Over at the Migration Policy Institute, some researchers have been examining how other countries are educating children from immigrant families. I’m not familiar with the work of the researchers who produced these studies, and I learned about the studies a couple of months after they were released. (Find the press release here.) But I didn’t want to miss the chance to report a bit on what’s happening with second-language learners outside of the United States.
The findings of a surveyof school language policies and practices in 14 immigrant-receiving countries, not including the United States, are particularly interesting. Gayle Christensen, a research associate at the Urban Institute’s Education Policy Center,and Petra Stanat, a professor for educational research at the Free University of Berlin, the researchers who conducted the survey, conclude that regions or countries that have the most success in teaching students who are 1st- or 2nd-generation immigrants have several factors in common.
They have systematic programs with explicit standards and requirements. They have curricula that may be created at the local level but adhere to language development frameworks and progress benchmarks determined by a central office. The programs are time-intensive, and offer support at both the primary and lower secondary levels. Teachers who instruct second-language learners have received specialized training. Second-language teachers tend to work closely with mainstream teachers.
The researchers found that bilingual programs played a very minor role in most country’s school systems.
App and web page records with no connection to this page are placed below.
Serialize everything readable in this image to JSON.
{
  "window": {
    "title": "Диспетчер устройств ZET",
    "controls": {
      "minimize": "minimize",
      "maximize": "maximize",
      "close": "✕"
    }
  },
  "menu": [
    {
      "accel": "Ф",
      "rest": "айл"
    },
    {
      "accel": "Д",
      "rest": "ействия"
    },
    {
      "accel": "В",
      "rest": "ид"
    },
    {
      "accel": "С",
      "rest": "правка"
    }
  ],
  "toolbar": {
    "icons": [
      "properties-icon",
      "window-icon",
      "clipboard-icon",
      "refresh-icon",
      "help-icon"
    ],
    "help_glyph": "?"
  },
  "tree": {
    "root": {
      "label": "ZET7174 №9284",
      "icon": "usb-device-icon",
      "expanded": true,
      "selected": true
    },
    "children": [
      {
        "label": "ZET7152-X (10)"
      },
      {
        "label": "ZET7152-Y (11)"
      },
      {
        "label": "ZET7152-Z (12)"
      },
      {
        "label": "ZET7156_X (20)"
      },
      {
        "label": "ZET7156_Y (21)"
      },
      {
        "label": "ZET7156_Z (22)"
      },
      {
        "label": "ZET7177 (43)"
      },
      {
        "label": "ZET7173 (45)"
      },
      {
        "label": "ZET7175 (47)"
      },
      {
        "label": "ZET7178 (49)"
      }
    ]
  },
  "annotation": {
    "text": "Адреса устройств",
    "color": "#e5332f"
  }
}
In almost all the countries studied, more than half of children in primary schools who weren’t fluent in the host country’s language attended regular classes and received supplemental support either within regular classes or through additional periods of instruction focused on second-language learning.
A version of this news article first appeared in the Learning the Language blog.